Following a string of British concessions in ongoing Brexit negotiations with the EU, UK PM Theresa May announced the decision to return the color of the British passport to its historic gold and blue, changing it from today's EU-standard burgundy.
The UK passport is an expression of our independence and sovereignty – symbolising our citizenship of a proud, great nation. That's why we have announced that the iconic #bluepassport will return after we leave the European Union in 2019. https://t.co/pgQvrBIna5— Theresa May (@theresa_may) December 22, 2017
Supporters of Brexit immediately celebrated the news, echoing the PM's statement that the new post-Brexit passport will symbolize "our citizenship in of a proud, great nation." The UK Home Office added that the British passport is "one of the most iconic things about being British," The Guardian reports.
"You can't be a nation unless you have this symbol," said an overjoyed Nigel Farage of the UK Independence Party, according to The Guardian.
Supporters of the new passport also took to Twitter to express their satisfaction.
I’m looking forward to getting a #bluepassport & I won’t be embarrassed when presenting it in passport control. In fact I’ll ditch my driving license as my regular ID & use my blue passport instead. An advertisement of dumping the EU. Not EUROPE, the EU. pic.twitter.com/xnVWfkuLHH— Feisty🇬🇧realist (@FeistyRealist) December 22, 2017
Whilst we’re delighted that Britain is getting our #BluePassport back, we’re more excited about no longer having an European Union passport. We’re getting our country back!— Snowflake Bible ❄️ (@JRMoggmentum) December 22, 2017
Yet while Brexit supporters cheer the return of their new passport, there are some who believe that it symbolizes not the "proudness" of the nation, but rather what the UK stands to lose as a result of Brexit. Citing unspecified sources in Brussels, The Guardian reports that holders of any British passports, regardless of color, could see reduced travel rights post-Brexit unless further negotiating concessions were made.
According to The Guardian, there is a real chance that the UK will lose its fast-track travel privileges to Europe, but this would likely necessitate a

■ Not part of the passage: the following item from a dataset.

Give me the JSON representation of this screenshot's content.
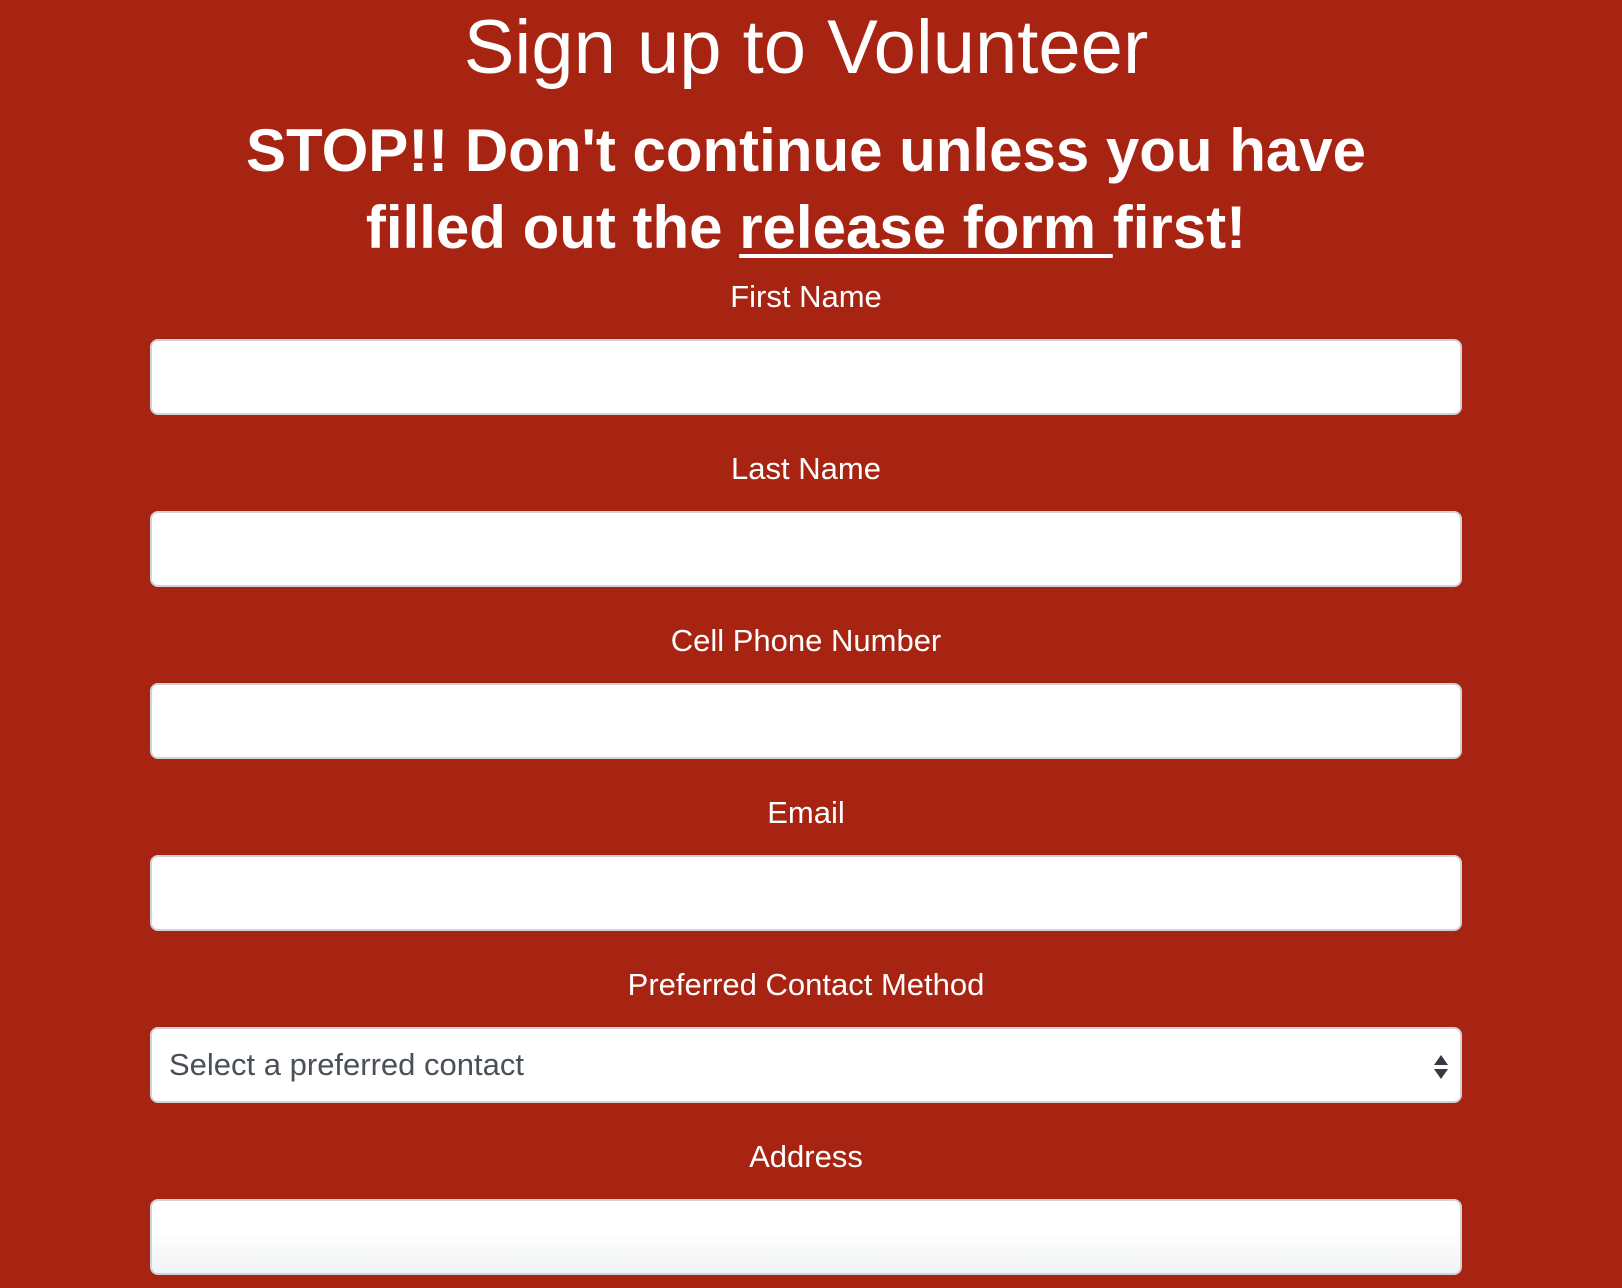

"It is an expression of how mendacious, absurd and parochial we look to the world," said Ed Miliband, former leader of the Labor Party, reports The Guardian.

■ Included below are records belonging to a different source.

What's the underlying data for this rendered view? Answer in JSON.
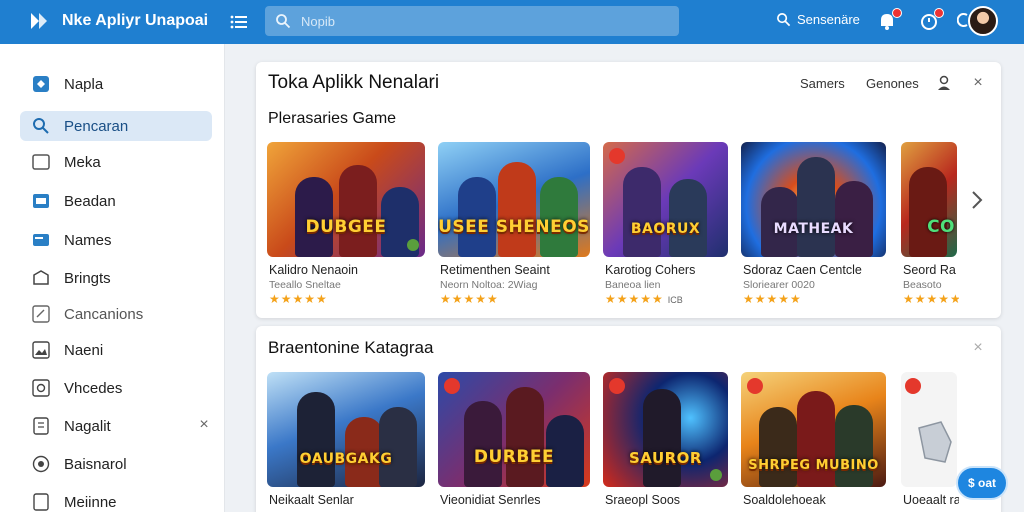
{
  "header": {
    "app_title": "Nke Apliyr Unapoai",
    "search_placeholder": "Nopib",
    "search_link": "Sensenäre",
    "icons": [
      "logo-icon",
      "menu-icon",
      "search-icon",
      "notification-icon",
      "alarm-icon",
      "chat-icon"
    ]
  },
  "sidebar": {
    "items": [
      {
        "label": "Napla",
        "icon": "tag-icon",
        "active": false
      },
      {
        "label": "Pencaran",
        "icon": "search-icon",
        "active": true
      },
      {
        "label": "Meka",
        "icon": "folder-icon",
        "active": false
      },
      {
        "label": "Beadan",
        "icon": "image-icon",
        "active": false
      },
      {
        "label": "Names",
        "icon": "card-icon",
        "active": false
      },
      {
        "label": "Bringts",
        "icon": "box-icon",
        "active": false
      },
      {
        "label": "Cancanions",
        "icon": "edit-icon",
        "active": false
      },
      {
        "label": "Naeni",
        "icon": "gallery-icon",
        "active": false
      },
      {
        "label": "Vhcedes",
        "icon": "camera-icon",
        "active": false
      },
      {
        "label": "Nagalit",
        "icon": "document-icon",
        "active": false,
        "closable": true
      },
      {
        "label": "Baisnarol",
        "icon": "clock-icon",
        "active": false
      },
      {
        "label": "Meiinne",
        "icon": "file-icon",
        "active": false
      }
    ]
  },
  "panel1": {
    "title": "Toka Aplikk Nenalari",
    "subtitle": "Plerasaries Game",
    "tabs": [
      "Samers",
      "Genones"
    ],
    "cards": [
      {
        "name": "Kalidro Nenaoin",
        "meta": "Teeallo Sneltae",
        "rating": "★★★★★",
        "art_text": "DUBGEE",
        "colors": [
          "#c94a1a",
          "#6a2a8a"
        ]
      },
      {
        "name": "Retimenthen Seaint",
        "meta": "Neorn Noltoa: 2Wiag",
        "rating": "★★★★★",
        "art_text": "USEE SHENEOS",
        "colors": [
          "#2d6fc7",
          "#e07a1c"
        ]
      },
      {
        "name": "Karotiog Cohers",
        "meta": "Baneoa lien",
        "rating": "★★★★★",
        "rating_note": "ICB",
        "art_text": "BAORUX",
        "colors": [
          "#6b3ab8",
          "#1f2f6d"
        ]
      },
      {
        "name": "Sdoraz Caen Centcle",
        "meta": "Sloriearer 0020",
        "rating": "★★★★★",
        "art_text": "MATHEAK",
        "colors": [
          "#1f6ee0",
          "#d84d1c"
        ]
      },
      {
        "name": "Seord Ra",
        "meta": "Beasoto",
        "rating": "★★★★★",
        "art_text": "CO",
        "colors": [
          "#b8281e",
          "#1d6a4a"
        ]
      }
    ]
  },
  "panel2": {
    "title": "Braentonine Katagraa",
    "cards": [
      {
        "name": "Neikaalt Senlar",
        "art_text": "OAUBGAKG",
        "colors": [
          "#3b78c8",
          "#1c2540"
        ]
      },
      {
        "name": "Vieonidiat Senrles",
        "art_text": "DURBEE",
        "colors": [
          "#7b2e6e",
          "#2c4aa8"
        ]
      },
      {
        "name": "Sraeopl Soos",
        "art_text": "SAUROR",
        "colors": [
          "#d42a1a",
          "#0d2670"
        ]
      },
      {
        "name": "Soaldolehoeak",
        "art_text": "SHRPEG MUBINO",
        "colors": [
          "#e8841a",
          "#4b1a12"
        ]
      },
      {
        "name": "Uoeaalt ral",
        "art_text": "",
        "colors": [
          "#f3f3f3",
          "#d8dde2"
        ]
      }
    ],
    "fab_label": "$ oat"
  }
}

This was echoed by another British Labor MP, who quipped that while standing in long queues at the airport, at least Britons could "look at just how blue" their new passports are.
Remainers also took to twitter to express their frustrations over the announced passport.
The blue passport will be a constant dismal reminder of backward-looking #Brexit, reaffirming the establishment, confirming the far right victory and refusing to allow the UK to modernise and live in the 21st century. #bluepassport— Elizabeth Bangs #FBPE (@ElizabethBangs) December 22, 2017
Imagine voting to ruin your country for the sake of a #BluePassport!— James (@James4Labour) December 22, 2017
The only good thing to come from #Brexit is that I’ll be able to say in 50yrs time, after all the realities have hit hard: I didn’t vote for it and I didn’t want it.
Academics that are observing the reactions and counter-reactions note that British society has become so divided, that to a large extent, they simply do not understand each other.
"It's a sign of the times that the mirror image of it appealing to a certain segment of the British population is that it will be a total turn-off to the other," Anand Menon said according to The Guardian, a professor of European politics and foreign affairs at King's College, before adding "It's a reflection of how divided our society is: some people just cannot compute and other people are celebrating."